Chp. 7: Planning the Installation

Chapter 7 – Planning the Installation


It is imperative you have a plan for the conversion that includes specific dates. For example, if you need to make infrastructure improvements to your facility, you obviously will want to complete this before the fulldome installation. Does your dome need repainting to adjust its reflectivity? It is possible that the seats may need to be removed completely so that this service can be performed – one must allow for that downtime.


If your institution employs staff specifically to handle in-house building maintenance and construction, find out what they are capable of doing. If you can get plumbing or electrical work done in-house, it can greatly reduce costs. If you can do this in-house, also know that you may not be at the top of the institution’s priority list! Plan accordingly and set deadlines. Vendors should supply specs for electrical and HVAC work. It is probable that several separate circuits may be needed for a projector. This must be in place before the fulldome vendor arrives.


Many fulldome vendors will require you to build supports for the projectors. Allow time for this. Projectors must be immobile as to maintain alignment.  They must be free from vibration sources.


Plan on being closed for the appropriate amount of time. If you are just going to play back fulldome shows, your closure time will be shorter. If you are going to conduct live programming with the real-time system, you have to learn how to do that and allow practice time. It may be difficult giving a star talk on the Summer Triangle when you are busy scanning your new controls looking for the button that brings up the triangle. Practice makes perfect!


Although each installation may be different, a typical conversion may go as:

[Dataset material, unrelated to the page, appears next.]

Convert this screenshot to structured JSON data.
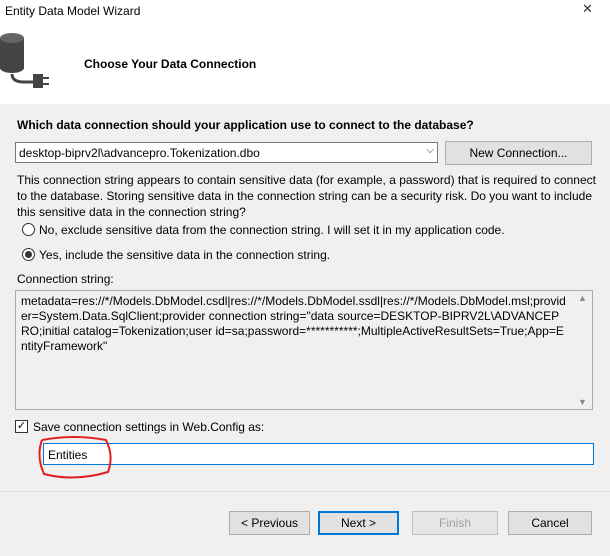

  1. Removing the old projection system (including projectors, special effects, automation system, wiring, etc.)
  2. Dome repair & possible re-painting
  3. Seat repair or replacement
  4. HVAC upgrades (computers must stay cool! Many vendors will require a separate room for their graphics processors.)
  5. Determine where the new projectors will be installed and conduct any electrical upgrades
  6. Prep for the new system – projector stands, console upgrades (many planetarium consoles are slanted, but your new computer monitors may need to sit on a flat surface)
  7. Arrival and installation of the new system
  8. Installation of any additional systems (lighting, sound)